Exchange traded funds offering exposure to real estate investment trusts (REITs) were punished when 10-year Treasury yields spiked earlier this year.
As 10-year yields have receded, some of the luster has been restored to popular REIT ETFs such as the Vanguard REIT Index ETF (VNQ) and the iShares U.S. Real Estate ETF (IYR) , but the latter could be in some technical trouble. [Chart of the Day: REIT ETFs]
IYR is up 1.8% in the past three months, a performance that is slightly better than VNQ, but the iShares offering could be in the process of forming a dangerous chart pattern.
IYR is potentially forming a “head & shoulders topping pattern,” said noted technical analysts Chris Kimble of Kimble Charting Solutions. “This pattern is NOT true or complete at (3) until the neckline would break to the downside so….at this time the jury is still out on this pattern.”
Kimble notes that in 2006 to 2008, IYR formed a head and shoulders topping pattern that led to a nasty tumble for the ETF. The ETF would subsequently form the opposite chart pattern starting in 2008 before it rallied with the broader market in 2009.
IYR flirted with $75 in May before tapering talk jumped, sending the ETF below $60 in August.

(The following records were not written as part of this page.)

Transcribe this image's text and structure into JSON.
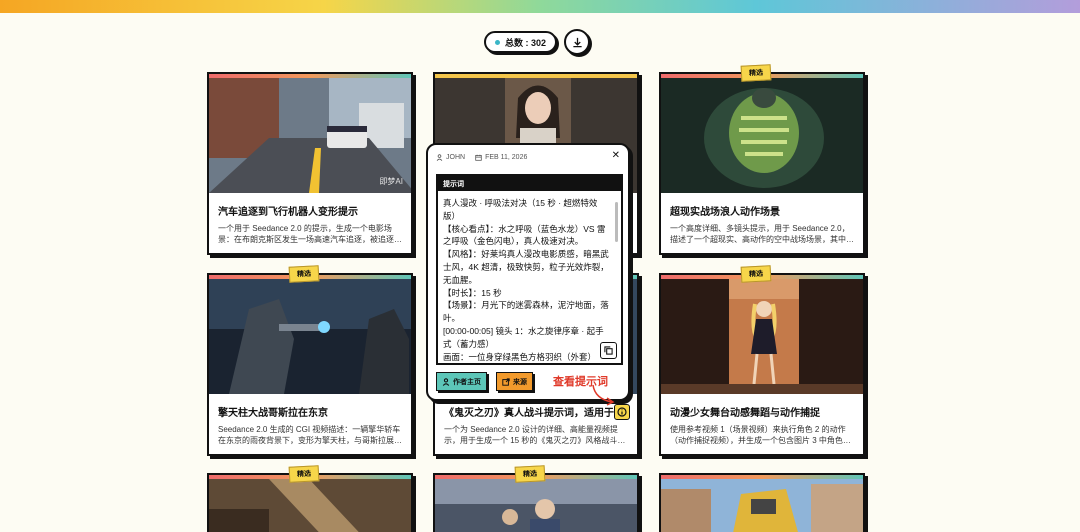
{
  "header": {
    "count_label": "总数 : 302",
    "download_icon": "download-icon"
  },
  "badge_label": "精选",
  "cards": [
    {
      "title": "汽车追逐到飞行机器人变形提示",
      "desc": "一个用于 Seedance 2.0 的提示，生成一个电影场景：在布朗克斯区发生一场高速汽车追逐，被追逐…",
      "watermark": "即梦AI"
    },
    {
      "title": "",
      "desc": ""
    },
    {
      "title": "超现实战场浪人动作场景",
      "desc": "一个高度详细、多镜头提示，用于 Seedance 2.0，描述了一个超现实、高动作的空中战场场景，其中…"
    },
    {
      "title": "擎天柱大战哥斯拉在东京",
      "desc": "Seedance 2.0 生成的 CGI 视频描述：一辆擎华轿车在东京的雨夜背景下，变形为擎天柱，与哥斯拉展…"
    },
    {
      "title": "《鬼灭之刃》真人战斗提示词，适用于…",
      "desc": "一个为 Seedance 2.0 设计的详细、高能量视频提示，用于生成一个 15 秒的《鬼灭之刃》风格战斗…"
    },
    {
      "title": "动漫少女舞台动感舞蹈与动作捕捉",
      "desc": "使用参考视频 1（场景视频）来执行角色 2 的动作（动作捕捉视频），并生成一个包含图片 3 中角色…"
    }
  ],
  "popup": {
    "author": "JOHN",
    "date": "FEB 11, 2026",
    "prompt_header": "提示词",
    "prompt_text": "真人漫改 · 呼吸法对决（15 秒 · 超燃特效版）\n【核心看点】：水之呼吸（蓝色水龙）VS 雷之呼吸（金色闪电），真人极速对决。\n【风格】：好莱坞真人漫改电影质感，暗黑武士风，4K 超清，极致快剪，粒子光效炸裂，无血腥。\n【时长】：15 秒\n【场景】：月光下的迷雾森林，泥泞地面，落叶。\n[00:00-00:05] 镜头 1：水之旋律序章 · 起手式（蓄力感）\n画面：一位身穿绿黑色方格羽织（外套）",
    "author_button": "作者主页",
    "source_button": "来源"
  },
  "annotation": "查看提示词",
  "colors": {
    "accent_yellow": "#f7d64a",
    "accent_teal": "#3ab6c7",
    "author_button_bg": "#5cc6b8",
    "source_button_bg": "#f29a2c",
    "annotation_red": "#e03a2a"
  }
}
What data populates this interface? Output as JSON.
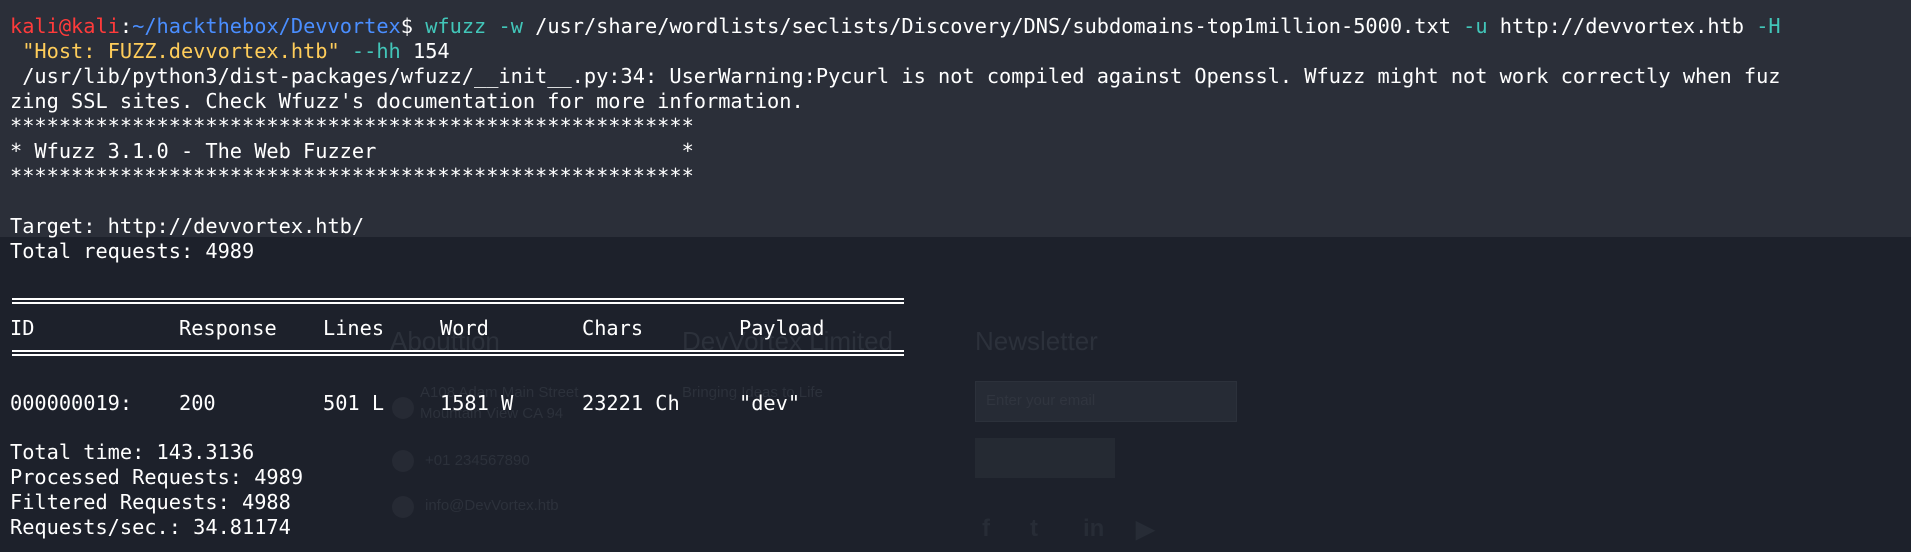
{
  "prompt": {
    "user_host": "kali@kali",
    "sep": ":",
    "path": "~/hackthebox/Devvortex",
    "symbol": "$"
  },
  "command": {
    "program": "wfuzz",
    "flag_w": "-w",
    "wordlist": "/usr/share/wordlists/seclists/Discovery/DNS/subdomains-top1million-5000.txt",
    "flag_u": "-u",
    "url": "http://devvortex.htb",
    "flag_H": "-H",
    "header": "\"Host: FUZZ.devvortex.htb\"",
    "flag_hh": "--hh",
    "hh_value": "154"
  },
  "warning": {
    "line1": " /usr/lib/python3/dist-packages/wfuzz/__init__.py:34: UserWarning:Pycurl is not compiled against Openssl. Wfuzz might not work correctly when fuz",
    "line2": "zing SSL sites. Check Wfuzz's documentation for more information."
  },
  "banner": {
    "stars": "********************************************************",
    "title": "* Wfuzz 3.1.0 - The Web Fuzzer                         *"
  },
  "target": {
    "target_line": "Target: http://devvortex.htb/",
    "total_requests_line": "Total requests: 4989"
  },
  "results": {
    "headers": [
      "ID",
      "Response",
      "Lines",
      "Word",
      "Chars",
      "Payload"
    ],
    "rows": [
      [
        "000000019:",
        "200",
        "501 L",
        "1581 W",
        "23221 Ch",
        "\"dev\""
      ]
    ]
  },
  "summary": {
    "total_time": "Total time: 143.3136",
    "processed": "Processed Requests: 4989",
    "filtered": "Filtered Requests: 4988",
    "rate": "Requests/sec.: 34.81174"
  },
  "colors": {
    "prompt_user": "#ff3b3b",
    "prompt_path": "#4a8eff",
    "flags": "#42c6b9",
    "string": "#ffcd5a",
    "background": "#1d212b"
  }
}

The Federal Reserve’s easy money, low interest rate policies after the global financial crisis sent investors scurrying into REIT ETFs because the funds offer yield and a chance for capital appreciation. REITs are required to distribute at least 90% of their taxable income to shareholders. [Top REIT ETFs for Yield]
IYR tries to reflect the performance of the Dow Jones U.S. Real Estate Index, which includes real estate companies and REITs. IYR has a 4.05% 12-month yield and a 0.46% expense ratio. The ETF is home to 98 holdings, the majority of which are specialty or retail REITs.

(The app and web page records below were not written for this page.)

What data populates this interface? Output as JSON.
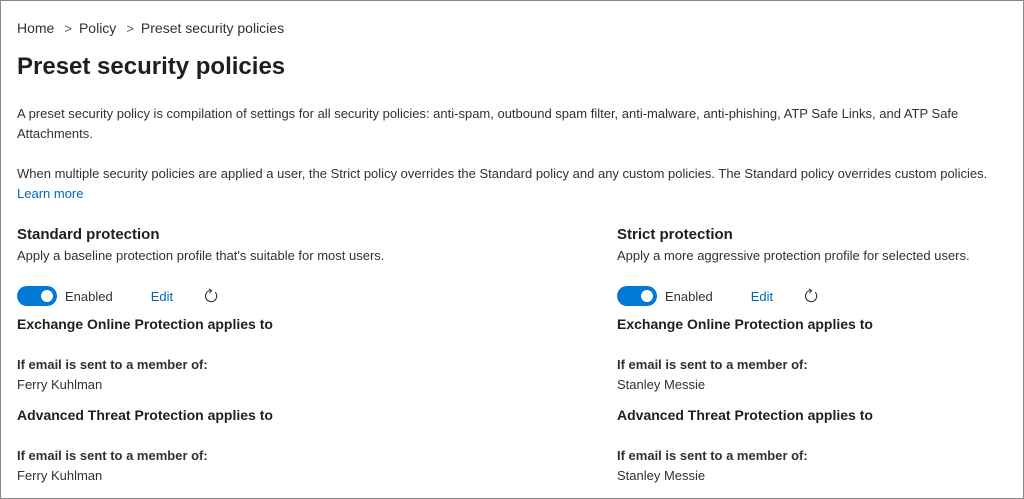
{
  "breadcrumb": {
    "items": [
      "Home",
      "Policy"
    ],
    "separator": ">",
    "current": "Preset security policies"
  },
  "page": {
    "title": "Preset security policies",
    "description_1": "A preset security policy is compilation of settings for all security policies: anti-spam, outbound spam filter, anti-malware, anti-phishing, ATP Safe Links, and ATP Safe Attachments.",
    "description_2": "When multiple security policies are applied a user, the Strict policy overrides the Standard policy and any custom policies. The Standard policy overrides custom policies.",
    "learn_more": "Learn more"
  },
  "standard": {
    "title": "Standard protection",
    "subtitle": "Apply a baseline protection profile that's suitable for most users.",
    "toggle_state": "Enabled",
    "edit_label": "Edit",
    "eop_title": "Exchange Online Protection applies to",
    "eop_condition": "If email is sent to a member of:",
    "eop_value": "Ferry Kuhlman",
    "atp_title": "Advanced Threat Protection applies to",
    "atp_condition": "If email is sent to a member of:",
    "atp_value": "Ferry Kuhlman"
  },
  "strict": {
    "title": "Strict protection",
    "subtitle": "Apply a more aggressive protection profile for selected users.",
    "toggle_state": "Enabled",
    "edit_label": "Edit",
    "eop_title": "Exchange Online Protection applies to",
    "eop_condition": "If email is sent to a member of:",
    "eop_value": "Stanley Messie",
    "atp_title": "Advanced Threat Protection applies to",
    "atp_condition": "If email is sent to a member of:",
    "atp_value": "Stanley Messie"
  },
  "colors": {
    "accent": "#0078d4",
    "link": "#0066b3",
    "text": "#323130"
  },
  "icons": {
    "refresh": "refresh-icon"
  }
}
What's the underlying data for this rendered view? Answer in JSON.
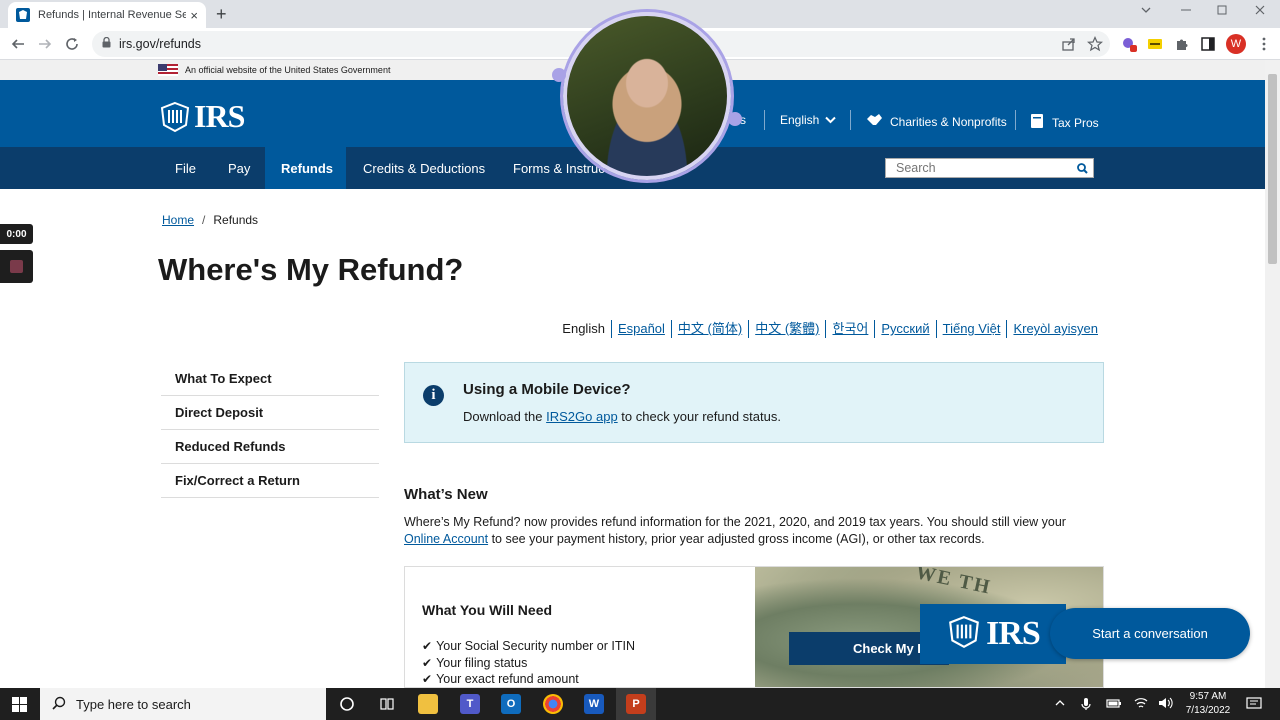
{
  "browser": {
    "tab_title": "Refunds | Internal Revenue Servi",
    "tab_close": "×",
    "new_tab": "+",
    "url": "irs.gov/refunds",
    "profile_initial": "W"
  },
  "gov_banner": "An official website of the United States Government",
  "header": {
    "logo_text": "IRS",
    "util_nav": {
      "partial": "s",
      "language": "English",
      "charities": "Charities & Nonprofits",
      "tax_pros": "Tax Pros"
    },
    "nav": [
      {
        "label": "File"
      },
      {
        "label": "Pay"
      },
      {
        "label": "Refunds"
      },
      {
        "label": "Credits & Deductions"
      },
      {
        "label": "Forms & Instruc"
      }
    ],
    "search_placeholder": "Search"
  },
  "breadcrumb": {
    "home": "Home",
    "sep": "/",
    "current": "Refunds"
  },
  "page_title": "Where's My Refund?",
  "languages": [
    "English",
    "Español",
    "中文 (简体)",
    "中文 (繁體)",
    "한국어",
    "Русский",
    "Tiếng Việt",
    "Kreyòl ayisyen"
  ],
  "sidenav": [
    "What To Expect",
    "Direct Deposit",
    "Reduced Refunds",
    "Fix/Correct a Return"
  ],
  "mobile": {
    "title": "Using a Mobile Device?",
    "text_before": "Download the ",
    "link": "IRS2Go app",
    "text_after": " to check your refund status."
  },
  "whats_new": {
    "heading": "What’s New",
    "text_before": "Where’s My Refund? now provides refund information for the 2021, 2020, and 2019 tax years. You should still view your ",
    "link": "Online Account",
    "text_after": " to see your payment history, prior year adjusted gross income (AGI), or other tax records."
  },
  "need": {
    "heading": "What You Will Need",
    "items": [
      "Your Social Security number or ITIN",
      "Your filing status",
      "Your exact refund amount"
    ],
    "bill_text": "WE TH"
  },
  "check_button": "Check My R",
  "chat": {
    "logo_text": "IRS",
    "button": "Start a conversation"
  },
  "recorder": {
    "time": "0:00"
  },
  "taskbar": {
    "search_placeholder": "Type here to search",
    "time": "9:57 AM",
    "date": "7/13/2022"
  },
  "colors": {
    "irs_blue": "#00599c",
    "irs_navy": "#0b3d6b",
    "info_bg": "#e1f3f8"
  }
}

iShares U.S. Real Estate ETF
Tom Lydon’s clients own shares of VNQ